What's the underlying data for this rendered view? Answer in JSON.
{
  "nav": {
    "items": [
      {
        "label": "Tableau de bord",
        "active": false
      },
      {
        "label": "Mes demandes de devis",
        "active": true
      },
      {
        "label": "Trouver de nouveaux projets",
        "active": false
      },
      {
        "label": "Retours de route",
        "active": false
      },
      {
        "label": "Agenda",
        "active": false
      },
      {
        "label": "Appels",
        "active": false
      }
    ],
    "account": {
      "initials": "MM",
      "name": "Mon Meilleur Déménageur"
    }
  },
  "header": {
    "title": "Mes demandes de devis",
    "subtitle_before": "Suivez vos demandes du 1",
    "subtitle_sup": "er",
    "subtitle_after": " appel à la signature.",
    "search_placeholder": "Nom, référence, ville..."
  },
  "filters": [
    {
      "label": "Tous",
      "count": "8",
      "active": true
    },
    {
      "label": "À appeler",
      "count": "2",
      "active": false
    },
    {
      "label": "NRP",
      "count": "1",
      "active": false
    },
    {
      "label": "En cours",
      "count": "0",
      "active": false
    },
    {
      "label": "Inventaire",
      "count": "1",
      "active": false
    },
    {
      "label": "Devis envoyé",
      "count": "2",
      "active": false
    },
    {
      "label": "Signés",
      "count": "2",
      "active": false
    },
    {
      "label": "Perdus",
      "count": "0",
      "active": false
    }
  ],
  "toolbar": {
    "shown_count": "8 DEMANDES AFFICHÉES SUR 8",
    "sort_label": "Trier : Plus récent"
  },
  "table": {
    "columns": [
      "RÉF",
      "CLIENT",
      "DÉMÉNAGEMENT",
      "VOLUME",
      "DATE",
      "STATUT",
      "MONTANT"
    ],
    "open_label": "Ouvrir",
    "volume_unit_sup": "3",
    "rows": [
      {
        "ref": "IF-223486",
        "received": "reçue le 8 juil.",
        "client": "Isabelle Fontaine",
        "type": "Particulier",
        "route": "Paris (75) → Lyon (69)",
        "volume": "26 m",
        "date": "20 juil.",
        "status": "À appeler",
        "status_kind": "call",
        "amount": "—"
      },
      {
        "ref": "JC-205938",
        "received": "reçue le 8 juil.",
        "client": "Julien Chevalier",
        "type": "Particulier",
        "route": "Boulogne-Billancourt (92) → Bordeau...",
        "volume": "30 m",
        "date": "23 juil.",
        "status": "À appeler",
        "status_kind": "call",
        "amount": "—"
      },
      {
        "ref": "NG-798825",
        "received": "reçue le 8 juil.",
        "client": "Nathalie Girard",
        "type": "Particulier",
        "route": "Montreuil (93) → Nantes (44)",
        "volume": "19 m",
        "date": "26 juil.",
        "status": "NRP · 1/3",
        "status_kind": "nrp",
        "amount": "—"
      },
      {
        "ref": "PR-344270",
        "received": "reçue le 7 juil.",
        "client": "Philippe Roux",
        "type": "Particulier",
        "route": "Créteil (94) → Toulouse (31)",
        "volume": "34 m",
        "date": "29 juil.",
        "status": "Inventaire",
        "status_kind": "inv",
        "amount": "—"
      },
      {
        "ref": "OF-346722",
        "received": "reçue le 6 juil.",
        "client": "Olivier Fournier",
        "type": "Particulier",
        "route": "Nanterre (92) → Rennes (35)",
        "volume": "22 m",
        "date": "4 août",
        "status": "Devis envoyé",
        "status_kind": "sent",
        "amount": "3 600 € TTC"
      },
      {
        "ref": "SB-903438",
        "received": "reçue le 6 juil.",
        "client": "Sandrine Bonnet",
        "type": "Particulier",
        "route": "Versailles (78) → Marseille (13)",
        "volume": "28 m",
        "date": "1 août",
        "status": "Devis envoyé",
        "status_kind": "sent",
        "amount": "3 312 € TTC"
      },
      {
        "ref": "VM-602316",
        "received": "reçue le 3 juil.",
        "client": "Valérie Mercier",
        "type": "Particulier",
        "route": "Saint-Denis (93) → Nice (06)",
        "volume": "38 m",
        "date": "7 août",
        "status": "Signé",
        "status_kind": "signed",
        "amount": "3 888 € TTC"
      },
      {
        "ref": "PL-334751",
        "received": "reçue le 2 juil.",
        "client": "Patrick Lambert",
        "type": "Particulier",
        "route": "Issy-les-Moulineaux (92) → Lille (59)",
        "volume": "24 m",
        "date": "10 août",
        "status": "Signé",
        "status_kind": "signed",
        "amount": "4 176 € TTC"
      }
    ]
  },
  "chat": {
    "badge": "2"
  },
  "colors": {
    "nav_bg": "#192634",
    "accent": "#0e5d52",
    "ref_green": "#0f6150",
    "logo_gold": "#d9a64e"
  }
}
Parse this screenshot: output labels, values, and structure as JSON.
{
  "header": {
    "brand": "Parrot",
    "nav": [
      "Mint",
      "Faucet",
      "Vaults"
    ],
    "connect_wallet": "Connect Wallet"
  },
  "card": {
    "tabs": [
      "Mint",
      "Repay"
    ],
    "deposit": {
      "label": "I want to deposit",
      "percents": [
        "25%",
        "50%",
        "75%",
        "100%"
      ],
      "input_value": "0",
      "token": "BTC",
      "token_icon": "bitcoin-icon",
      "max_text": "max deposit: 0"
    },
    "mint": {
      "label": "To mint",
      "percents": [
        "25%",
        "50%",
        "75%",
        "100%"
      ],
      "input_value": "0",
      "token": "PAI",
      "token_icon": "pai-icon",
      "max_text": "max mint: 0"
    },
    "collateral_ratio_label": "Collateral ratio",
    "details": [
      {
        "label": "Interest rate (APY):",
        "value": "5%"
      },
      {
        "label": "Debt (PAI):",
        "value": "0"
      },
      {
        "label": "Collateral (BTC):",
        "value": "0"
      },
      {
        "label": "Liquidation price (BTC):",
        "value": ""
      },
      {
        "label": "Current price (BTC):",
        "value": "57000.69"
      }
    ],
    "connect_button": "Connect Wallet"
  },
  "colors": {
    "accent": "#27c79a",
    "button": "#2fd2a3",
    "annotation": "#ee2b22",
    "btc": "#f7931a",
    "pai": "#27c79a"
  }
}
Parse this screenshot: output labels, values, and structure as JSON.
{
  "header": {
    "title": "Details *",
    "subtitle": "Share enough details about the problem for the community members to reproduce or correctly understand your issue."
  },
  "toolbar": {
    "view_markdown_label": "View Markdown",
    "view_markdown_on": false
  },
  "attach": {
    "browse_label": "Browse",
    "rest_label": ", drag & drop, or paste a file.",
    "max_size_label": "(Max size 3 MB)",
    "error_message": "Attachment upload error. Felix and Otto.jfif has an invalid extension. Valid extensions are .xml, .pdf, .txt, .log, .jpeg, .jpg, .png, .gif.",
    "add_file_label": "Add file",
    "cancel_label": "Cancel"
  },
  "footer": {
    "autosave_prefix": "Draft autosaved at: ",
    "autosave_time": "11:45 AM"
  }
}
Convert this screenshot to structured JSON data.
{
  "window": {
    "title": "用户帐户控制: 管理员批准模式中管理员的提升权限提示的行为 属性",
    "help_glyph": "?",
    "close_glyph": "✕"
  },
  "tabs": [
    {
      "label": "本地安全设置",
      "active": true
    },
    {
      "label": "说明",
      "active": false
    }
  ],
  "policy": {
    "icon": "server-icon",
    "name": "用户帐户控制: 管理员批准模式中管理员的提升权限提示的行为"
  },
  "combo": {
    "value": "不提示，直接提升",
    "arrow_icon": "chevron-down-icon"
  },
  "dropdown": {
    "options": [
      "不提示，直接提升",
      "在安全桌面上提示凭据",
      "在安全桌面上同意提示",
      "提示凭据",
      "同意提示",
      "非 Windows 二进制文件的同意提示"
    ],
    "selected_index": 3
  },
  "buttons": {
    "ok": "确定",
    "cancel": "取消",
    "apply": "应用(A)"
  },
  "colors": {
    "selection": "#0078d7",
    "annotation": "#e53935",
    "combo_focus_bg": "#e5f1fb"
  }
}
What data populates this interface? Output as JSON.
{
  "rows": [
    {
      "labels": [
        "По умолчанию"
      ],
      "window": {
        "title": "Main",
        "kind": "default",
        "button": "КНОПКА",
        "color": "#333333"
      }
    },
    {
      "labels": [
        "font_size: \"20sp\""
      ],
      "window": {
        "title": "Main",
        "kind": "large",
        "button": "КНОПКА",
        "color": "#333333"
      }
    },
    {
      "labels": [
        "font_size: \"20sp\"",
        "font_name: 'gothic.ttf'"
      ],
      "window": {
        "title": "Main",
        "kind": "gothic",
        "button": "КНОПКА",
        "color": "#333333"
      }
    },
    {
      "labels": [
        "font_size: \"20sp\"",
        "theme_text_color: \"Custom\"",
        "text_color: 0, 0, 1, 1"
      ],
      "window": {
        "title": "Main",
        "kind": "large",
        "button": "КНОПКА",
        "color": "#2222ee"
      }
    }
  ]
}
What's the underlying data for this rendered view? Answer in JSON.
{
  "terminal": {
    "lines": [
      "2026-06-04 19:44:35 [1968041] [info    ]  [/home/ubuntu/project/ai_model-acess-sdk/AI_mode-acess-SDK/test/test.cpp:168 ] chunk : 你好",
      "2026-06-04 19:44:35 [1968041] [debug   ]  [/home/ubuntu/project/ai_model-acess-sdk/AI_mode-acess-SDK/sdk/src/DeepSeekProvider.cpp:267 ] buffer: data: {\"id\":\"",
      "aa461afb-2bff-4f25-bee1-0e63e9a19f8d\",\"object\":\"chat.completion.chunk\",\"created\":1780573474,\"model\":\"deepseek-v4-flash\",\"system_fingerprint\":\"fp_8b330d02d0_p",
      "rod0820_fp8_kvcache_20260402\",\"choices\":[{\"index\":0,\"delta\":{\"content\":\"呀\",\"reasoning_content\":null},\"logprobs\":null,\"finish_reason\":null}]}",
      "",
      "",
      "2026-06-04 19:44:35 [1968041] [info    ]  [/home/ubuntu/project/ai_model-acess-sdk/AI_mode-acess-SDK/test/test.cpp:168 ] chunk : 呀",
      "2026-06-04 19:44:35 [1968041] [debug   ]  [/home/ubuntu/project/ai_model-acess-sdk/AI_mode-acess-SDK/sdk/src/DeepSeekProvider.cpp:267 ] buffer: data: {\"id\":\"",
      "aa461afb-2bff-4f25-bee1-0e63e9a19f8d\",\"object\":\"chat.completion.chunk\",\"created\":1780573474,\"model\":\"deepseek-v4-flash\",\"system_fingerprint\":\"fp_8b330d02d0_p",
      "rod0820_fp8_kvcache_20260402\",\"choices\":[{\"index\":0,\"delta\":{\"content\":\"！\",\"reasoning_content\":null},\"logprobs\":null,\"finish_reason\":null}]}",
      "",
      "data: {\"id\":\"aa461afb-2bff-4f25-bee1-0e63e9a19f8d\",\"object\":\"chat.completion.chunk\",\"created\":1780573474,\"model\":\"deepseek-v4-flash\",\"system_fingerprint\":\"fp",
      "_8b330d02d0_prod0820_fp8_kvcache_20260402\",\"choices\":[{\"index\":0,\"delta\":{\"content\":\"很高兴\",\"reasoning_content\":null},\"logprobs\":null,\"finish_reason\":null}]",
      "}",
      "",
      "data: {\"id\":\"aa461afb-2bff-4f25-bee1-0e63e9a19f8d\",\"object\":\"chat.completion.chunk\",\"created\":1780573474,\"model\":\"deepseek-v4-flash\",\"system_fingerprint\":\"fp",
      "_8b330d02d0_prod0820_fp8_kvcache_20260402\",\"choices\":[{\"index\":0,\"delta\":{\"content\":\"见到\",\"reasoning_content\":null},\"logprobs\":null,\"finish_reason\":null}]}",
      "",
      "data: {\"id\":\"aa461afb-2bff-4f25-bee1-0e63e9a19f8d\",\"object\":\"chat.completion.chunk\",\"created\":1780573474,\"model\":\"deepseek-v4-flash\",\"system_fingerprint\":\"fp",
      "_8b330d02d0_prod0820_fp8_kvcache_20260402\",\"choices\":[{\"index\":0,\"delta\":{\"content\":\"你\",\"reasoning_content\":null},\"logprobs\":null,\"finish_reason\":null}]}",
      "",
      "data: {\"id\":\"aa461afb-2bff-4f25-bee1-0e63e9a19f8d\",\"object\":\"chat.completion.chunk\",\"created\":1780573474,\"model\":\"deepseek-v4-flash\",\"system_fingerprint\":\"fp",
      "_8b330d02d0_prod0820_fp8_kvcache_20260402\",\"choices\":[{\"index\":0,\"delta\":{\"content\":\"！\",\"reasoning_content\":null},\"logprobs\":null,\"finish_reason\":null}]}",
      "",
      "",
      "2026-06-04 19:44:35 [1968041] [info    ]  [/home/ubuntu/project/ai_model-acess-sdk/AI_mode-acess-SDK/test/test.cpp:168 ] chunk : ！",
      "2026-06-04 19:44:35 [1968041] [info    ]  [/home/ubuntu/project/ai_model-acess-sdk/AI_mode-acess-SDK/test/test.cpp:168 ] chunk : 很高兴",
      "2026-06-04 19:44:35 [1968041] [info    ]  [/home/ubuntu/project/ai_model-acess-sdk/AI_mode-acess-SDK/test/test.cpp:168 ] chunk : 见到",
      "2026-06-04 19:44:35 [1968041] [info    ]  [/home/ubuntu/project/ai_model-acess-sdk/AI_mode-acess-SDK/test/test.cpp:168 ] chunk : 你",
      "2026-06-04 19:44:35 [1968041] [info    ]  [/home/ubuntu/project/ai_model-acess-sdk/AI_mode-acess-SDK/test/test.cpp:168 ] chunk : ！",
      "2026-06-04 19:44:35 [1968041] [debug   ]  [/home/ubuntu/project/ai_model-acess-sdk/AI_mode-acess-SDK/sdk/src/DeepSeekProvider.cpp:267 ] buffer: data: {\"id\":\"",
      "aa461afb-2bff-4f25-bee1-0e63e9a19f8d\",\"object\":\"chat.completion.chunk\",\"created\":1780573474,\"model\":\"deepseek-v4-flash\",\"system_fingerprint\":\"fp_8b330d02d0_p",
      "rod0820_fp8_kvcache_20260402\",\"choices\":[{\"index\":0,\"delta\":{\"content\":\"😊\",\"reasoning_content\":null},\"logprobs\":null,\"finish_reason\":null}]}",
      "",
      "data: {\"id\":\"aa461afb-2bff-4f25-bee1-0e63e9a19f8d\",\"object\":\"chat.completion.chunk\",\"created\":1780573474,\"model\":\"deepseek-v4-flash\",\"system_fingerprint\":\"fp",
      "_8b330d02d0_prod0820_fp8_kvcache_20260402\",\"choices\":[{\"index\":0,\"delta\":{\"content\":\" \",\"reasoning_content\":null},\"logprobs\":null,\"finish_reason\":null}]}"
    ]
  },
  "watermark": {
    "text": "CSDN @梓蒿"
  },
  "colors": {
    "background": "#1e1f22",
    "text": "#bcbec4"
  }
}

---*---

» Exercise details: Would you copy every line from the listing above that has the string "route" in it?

» Solution below:
        "label": "Retours de route",
        "route": "Paris (75) → Lyon (69)",
        "route": "Boulogne-Billancourt (92) → Bordeau...",
        "route": "Montreuil (93) → Nantes (44)",
        "route": "Créteil (94) → Toulouse (31)",
        "route": "Nanterre (92) → Rennes (35)",
        "route": "Versailles (78) → Marseille (13)",
        "route": "Saint-Denis (93) → Nice (06)",
        "route": "Issy-les-Moulineaux (92) → Lille (59)",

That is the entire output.